#### Task requirements:
The following data needs to be repeated exactly, with all images excluded.

#### Supplied records:

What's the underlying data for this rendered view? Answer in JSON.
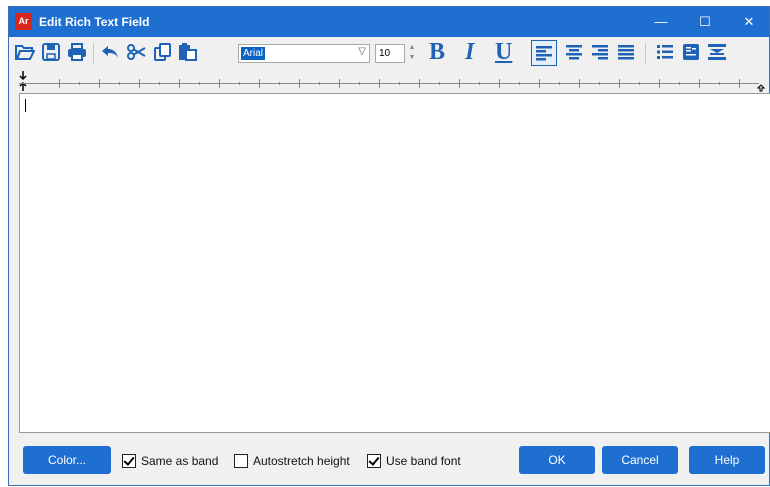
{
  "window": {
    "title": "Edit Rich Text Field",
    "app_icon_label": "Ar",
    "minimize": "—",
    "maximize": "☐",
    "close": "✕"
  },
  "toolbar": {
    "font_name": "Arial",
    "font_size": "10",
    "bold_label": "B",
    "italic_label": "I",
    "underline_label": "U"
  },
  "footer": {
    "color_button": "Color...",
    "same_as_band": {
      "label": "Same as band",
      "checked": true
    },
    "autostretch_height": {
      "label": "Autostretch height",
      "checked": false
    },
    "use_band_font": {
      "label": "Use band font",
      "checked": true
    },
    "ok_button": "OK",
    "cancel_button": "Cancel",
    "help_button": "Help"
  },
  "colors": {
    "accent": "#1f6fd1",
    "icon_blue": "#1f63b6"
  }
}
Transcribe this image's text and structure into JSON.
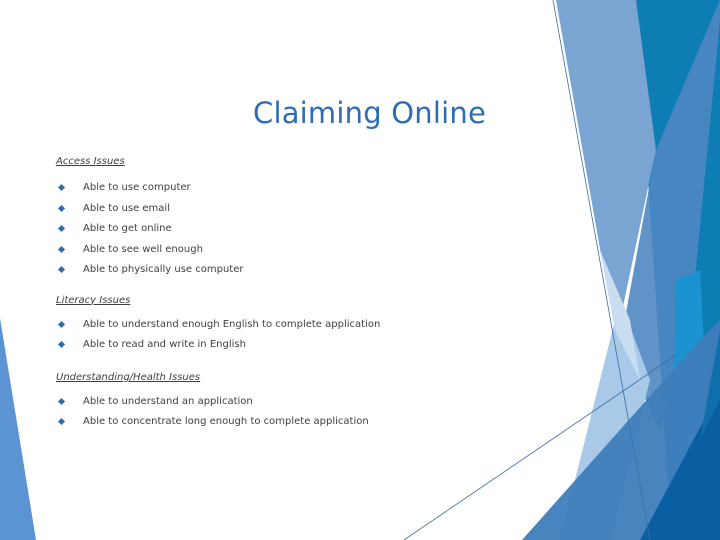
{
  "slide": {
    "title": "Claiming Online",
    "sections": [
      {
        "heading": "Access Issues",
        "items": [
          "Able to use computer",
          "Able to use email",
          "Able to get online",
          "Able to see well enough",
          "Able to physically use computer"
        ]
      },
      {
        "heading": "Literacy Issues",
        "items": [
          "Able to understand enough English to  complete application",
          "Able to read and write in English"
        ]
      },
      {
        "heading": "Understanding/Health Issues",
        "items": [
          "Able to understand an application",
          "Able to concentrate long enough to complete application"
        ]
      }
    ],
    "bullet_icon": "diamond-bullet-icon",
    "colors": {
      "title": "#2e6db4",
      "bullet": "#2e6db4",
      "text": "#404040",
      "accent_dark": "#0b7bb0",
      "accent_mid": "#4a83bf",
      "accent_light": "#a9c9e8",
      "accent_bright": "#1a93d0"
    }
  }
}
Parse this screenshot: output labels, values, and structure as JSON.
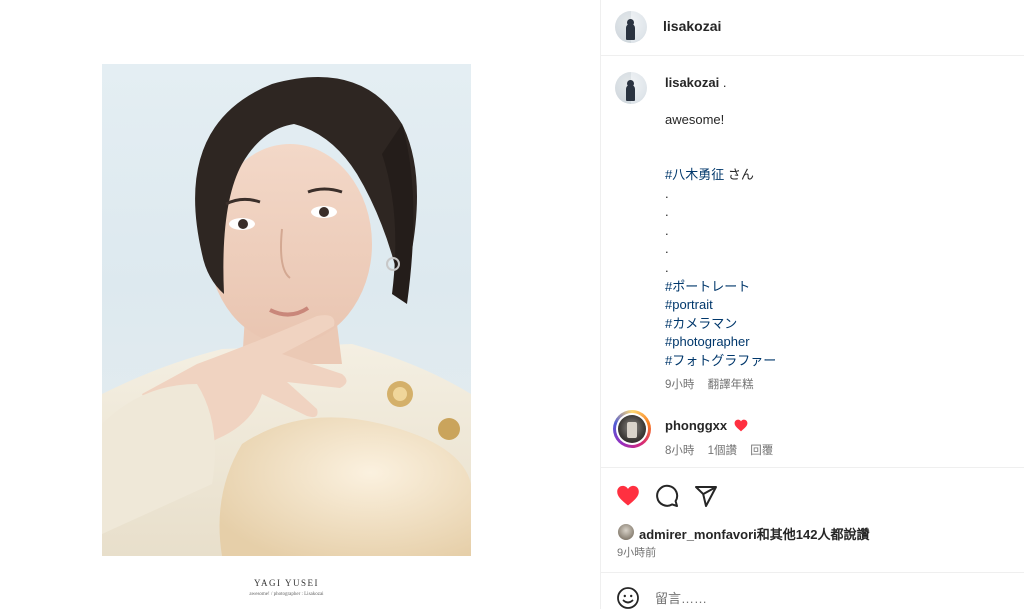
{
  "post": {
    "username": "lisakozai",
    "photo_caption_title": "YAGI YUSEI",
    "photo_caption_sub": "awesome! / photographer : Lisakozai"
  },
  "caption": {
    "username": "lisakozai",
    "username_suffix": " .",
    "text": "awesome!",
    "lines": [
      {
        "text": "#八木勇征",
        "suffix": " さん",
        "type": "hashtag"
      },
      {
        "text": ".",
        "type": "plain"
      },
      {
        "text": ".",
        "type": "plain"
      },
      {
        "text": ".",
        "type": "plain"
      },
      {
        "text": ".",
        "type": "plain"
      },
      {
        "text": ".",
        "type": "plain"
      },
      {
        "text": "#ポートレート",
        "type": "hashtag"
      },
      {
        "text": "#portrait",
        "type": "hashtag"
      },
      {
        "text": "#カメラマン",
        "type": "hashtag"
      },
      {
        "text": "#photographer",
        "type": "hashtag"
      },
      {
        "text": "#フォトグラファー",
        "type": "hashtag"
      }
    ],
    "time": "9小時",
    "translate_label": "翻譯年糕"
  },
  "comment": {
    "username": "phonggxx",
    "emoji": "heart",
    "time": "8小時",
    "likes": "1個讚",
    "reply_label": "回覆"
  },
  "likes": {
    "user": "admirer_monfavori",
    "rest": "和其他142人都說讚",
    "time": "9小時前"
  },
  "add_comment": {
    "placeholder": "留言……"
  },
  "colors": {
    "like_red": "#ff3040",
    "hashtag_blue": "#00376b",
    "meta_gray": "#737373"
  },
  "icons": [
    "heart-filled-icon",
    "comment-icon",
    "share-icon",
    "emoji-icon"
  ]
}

#### Solution:
What's the underlying data for this rendered view? Answer in JSON.
{
  "window": {
    "title": "Edit Rich Text Field",
    "app_icon_label": "Ar",
    "minimize": "—",
    "maximize": "☐",
    "close": "✕"
  },
  "toolbar": {
    "font_name": "Arial",
    "font_size": "10",
    "bold_label": "B",
    "italic_label": "I",
    "underline_label": "U"
  },
  "footer": {
    "color_button": "Color...",
    "same_as_band": {
      "label": "Same as band",
      "checked": true
    },
    "autostretch_height": {
      "label": "Autostretch height",
      "checked": false
    },
    "use_band_font": {
      "label": "Use band font",
      "checked": true
    },
    "ok_button": "OK",
    "cancel_button": "Cancel",
    "help_button": "Help"
  },
  "colors": {
    "accent": "#1f6fd1",
    "icon_blue": "#1f63b6"
  }
}
Transcribe this image's text and structure into JSON.
{
  "slide": {
    "title": "Claiming Online",
    "sections": [
      {
        "heading": "Access Issues",
        "items": [
          "Able to use computer",
          "Able to use email",
          "Able to get online",
          "Able to see well enough",
          "Able to physically use computer"
        ]
      },
      {
        "heading": "Literacy Issues",
        "items": [
          "Able to understand enough English to  complete application",
          "Able to read and write in English"
        ]
      },
      {
        "heading": "Understanding/Health Issues",
        "items": [
          "Able to understand an application",
          "Able to concentrate long enough to complete application"
        ]
      }
    ],
    "bullet_icon": "diamond-bullet-icon",
    "colors": {
      "title": "#2e6db4",
      "bullet": "#2e6db4",
      "text": "#404040",
      "accent_dark": "#0b7bb0",
      "accent_mid": "#4a83bf",
      "accent_light": "#a9c9e8",
      "accent_bright": "#1a93d0"
    }
  }
}
Parse this screenshot: output labels, values, and structure as JSON.
{
  "post": {
    "username": "lisakozai",
    "photo_caption_title": "YAGI YUSEI",
    "photo_caption_sub": "awesome! / photographer : Lisakozai"
  },
  "caption": {
    "username": "lisakozai",
    "username_suffix": " .",
    "text": "awesome!",
    "lines": [
      {
        "text": "#八木勇征",
        "suffix": " さん",
        "type": "hashtag"
      },
      {
        "text": ".",
        "type": "plain"
      },
      {
        "text": ".",
        "type": "plain"
      },
      {
        "text": ".",
        "type": "plain"
      },
      {
        "text": ".",
        "type": "plain"
      },
      {
        "text": ".",
        "type": "plain"
      },
      {
        "text": "#ポートレート",
        "type": "hashtag"
      },
      {
        "text": "#portrait",
        "type": "hashtag"
      },
      {
        "text": "#カメラマン",
        "type": "hashtag"
      },
      {
        "text": "#photographer",
        "type": "hashtag"
      },
      {
        "text": "#フォトグラファー",
        "type": "hashtag"
      }
    ],
    "time": "9小時",
    "translate_label": "翻譯年糕"
  },
  "comment": {
    "username": "phonggxx",
    "emoji": "heart",
    "time": "8小時",
    "likes": "1個讚",
    "reply_label": "回覆"
  },
  "likes": {
    "user": "admirer_monfavori",
    "rest": "和其他142人都說讚",
    "time": "9小時前"
  },
  "add_comment": {
    "placeholder": "留言……"
  },
  "colors": {
    "like_red": "#ff3040",
    "hashtag_blue": "#00376b",
    "meta_gray": "#737373"
  },
  "icons": [
    "heart-filled-icon",
    "comment-icon",
    "share-icon",
    "emoji-icon"
  ]
}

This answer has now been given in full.